• [Work order] Repeat every record below exactly, omitting any pictures.

• [Material provided]
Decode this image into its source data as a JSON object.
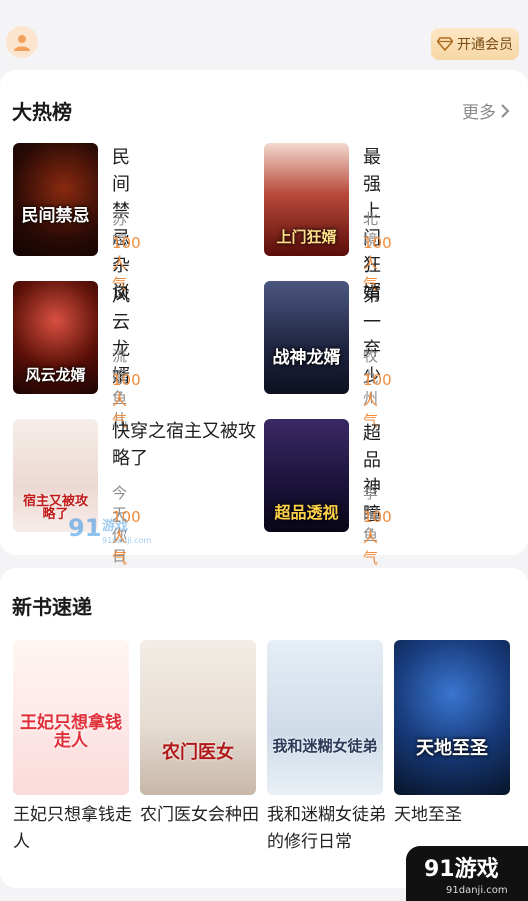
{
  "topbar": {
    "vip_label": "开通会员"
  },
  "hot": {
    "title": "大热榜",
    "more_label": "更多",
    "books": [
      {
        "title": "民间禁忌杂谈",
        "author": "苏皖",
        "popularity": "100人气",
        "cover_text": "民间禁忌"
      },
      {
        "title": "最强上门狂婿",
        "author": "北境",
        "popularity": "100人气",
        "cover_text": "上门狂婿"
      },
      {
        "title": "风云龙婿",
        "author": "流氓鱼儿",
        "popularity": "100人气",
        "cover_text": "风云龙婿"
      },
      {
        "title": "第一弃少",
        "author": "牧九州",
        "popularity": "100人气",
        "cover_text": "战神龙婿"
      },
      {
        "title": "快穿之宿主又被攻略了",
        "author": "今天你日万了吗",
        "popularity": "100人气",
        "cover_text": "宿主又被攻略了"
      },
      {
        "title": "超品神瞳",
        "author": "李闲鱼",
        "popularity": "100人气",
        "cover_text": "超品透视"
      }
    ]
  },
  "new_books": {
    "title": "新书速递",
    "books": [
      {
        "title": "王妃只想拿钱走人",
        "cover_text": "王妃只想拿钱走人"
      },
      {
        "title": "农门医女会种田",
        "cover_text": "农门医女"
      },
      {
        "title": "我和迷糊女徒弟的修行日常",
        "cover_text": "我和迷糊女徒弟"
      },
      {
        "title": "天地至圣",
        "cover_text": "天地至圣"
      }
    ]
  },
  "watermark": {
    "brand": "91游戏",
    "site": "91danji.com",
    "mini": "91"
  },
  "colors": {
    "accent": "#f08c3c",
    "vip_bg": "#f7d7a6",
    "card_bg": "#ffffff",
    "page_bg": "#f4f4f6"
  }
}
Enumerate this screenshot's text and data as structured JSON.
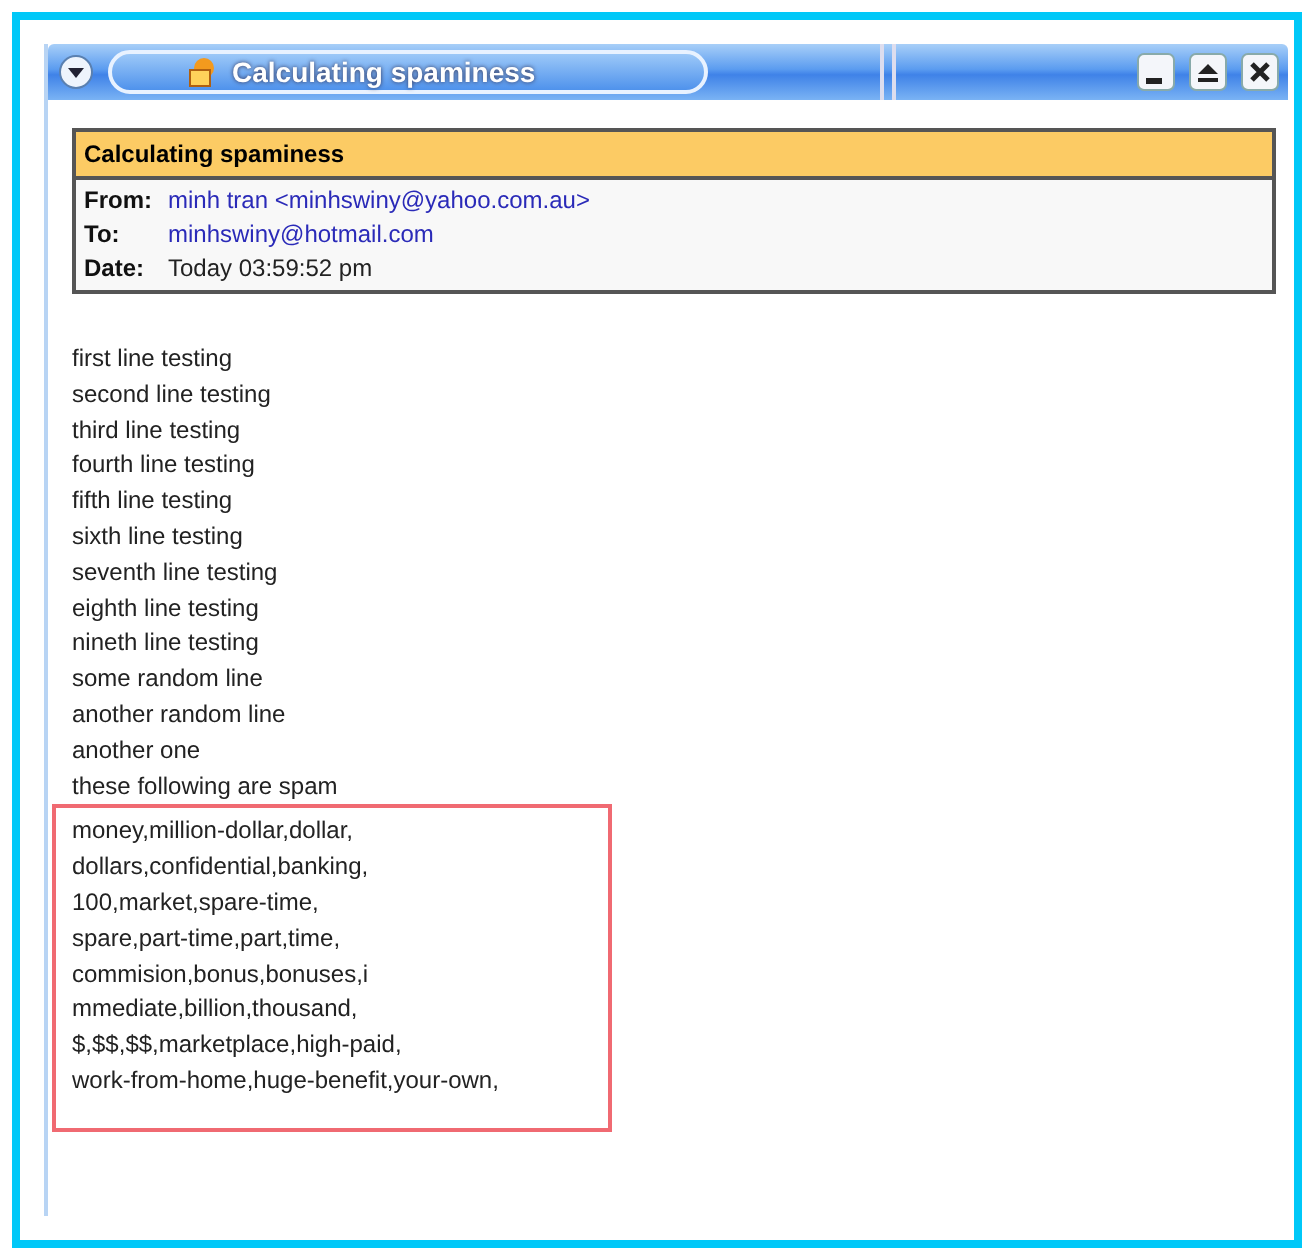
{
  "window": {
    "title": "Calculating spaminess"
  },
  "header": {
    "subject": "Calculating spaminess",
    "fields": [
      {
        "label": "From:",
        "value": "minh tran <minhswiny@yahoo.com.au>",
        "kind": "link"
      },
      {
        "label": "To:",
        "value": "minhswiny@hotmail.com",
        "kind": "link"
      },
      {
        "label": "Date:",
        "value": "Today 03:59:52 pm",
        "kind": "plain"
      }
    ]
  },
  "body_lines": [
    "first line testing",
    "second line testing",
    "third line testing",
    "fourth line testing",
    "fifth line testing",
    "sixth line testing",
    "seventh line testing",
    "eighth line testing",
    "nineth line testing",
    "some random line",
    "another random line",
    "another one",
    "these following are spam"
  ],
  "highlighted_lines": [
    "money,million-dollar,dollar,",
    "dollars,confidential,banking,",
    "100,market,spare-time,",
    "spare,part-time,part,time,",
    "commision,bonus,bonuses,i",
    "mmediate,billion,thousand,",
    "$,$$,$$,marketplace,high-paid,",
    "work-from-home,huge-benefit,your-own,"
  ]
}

• [Task result]
Decode this image into its source data as a JSON object.
{
  "topbar": {
    "vip_label": "开通会员"
  },
  "hot": {
    "title": "大热榜",
    "more_label": "更多",
    "books": [
      {
        "title": "民间禁忌杂谈",
        "author": "苏皖",
        "popularity": "100人气",
        "cover_text": "民间禁忌"
      },
      {
        "title": "最强上门狂婿",
        "author": "北境",
        "popularity": "100人气",
        "cover_text": "上门狂婿"
      },
      {
        "title": "风云龙婿",
        "author": "流氓鱼儿",
        "popularity": "100人气",
        "cover_text": "风云龙婿"
      },
      {
        "title": "第一弃少",
        "author": "牧九州",
        "popularity": "100人气",
        "cover_text": "战神龙婿"
      },
      {
        "title": "快穿之宿主又被攻略了",
        "author": "今天你日万了吗",
        "popularity": "100人气",
        "cover_text": "宿主又被攻略了"
      },
      {
        "title": "超品神瞳",
        "author": "李闲鱼",
        "popularity": "100人气",
        "cover_text": "超品透视"
      }
    ]
  },
  "new_books": {
    "title": "新书速递",
    "books": [
      {
        "title": "王妃只想拿钱走人",
        "cover_text": "王妃只想拿钱走人"
      },
      {
        "title": "农门医女会种田",
        "cover_text": "农门医女"
      },
      {
        "title": "我和迷糊女徒弟的修行日常",
        "cover_text": "我和迷糊女徒弟"
      },
      {
        "title": "天地至圣",
        "cover_text": "天地至圣"
      }
    ]
  },
  "watermark": {
    "brand": "91游戏",
    "site": "91danji.com",
    "mini": "91"
  },
  "colors": {
    "accent": "#f08c3c",
    "vip_bg": "#f7d7a6",
    "card_bg": "#ffffff",
    "page_bg": "#f4f4f6"
  }
}
Enumerate this screenshot's text and data as structured JSON.
{
  "window": {
    "title": "Calculating spaminess"
  },
  "header": {
    "subject": "Calculating spaminess",
    "fields": [
      {
        "label": "From:",
        "value": "minh tran <minhswiny@yahoo.com.au>",
        "kind": "link"
      },
      {
        "label": "To:",
        "value": "minhswiny@hotmail.com",
        "kind": "link"
      },
      {
        "label": "Date:",
        "value": "Today 03:59:52 pm",
        "kind": "plain"
      }
    ]
  },
  "body_lines": [
    "first line testing",
    "second line testing",
    "third line testing",
    "fourth line testing",
    "fifth line testing",
    "sixth line testing",
    "seventh line testing",
    "eighth line testing",
    "nineth line testing",
    "some random line",
    "another random line",
    "another one",
    "these following are spam"
  ],
  "highlighted_lines": [
    "money,million-dollar,dollar,",
    "dollars,confidential,banking,",
    "100,market,spare-time,",
    "spare,part-time,part,time,",
    "commision,bonus,bonuses,i",
    "mmediate,billion,thousand,",
    "$,$$,$$,marketplace,high-paid,",
    "work-from-home,huge-benefit,your-own,"
  ]
}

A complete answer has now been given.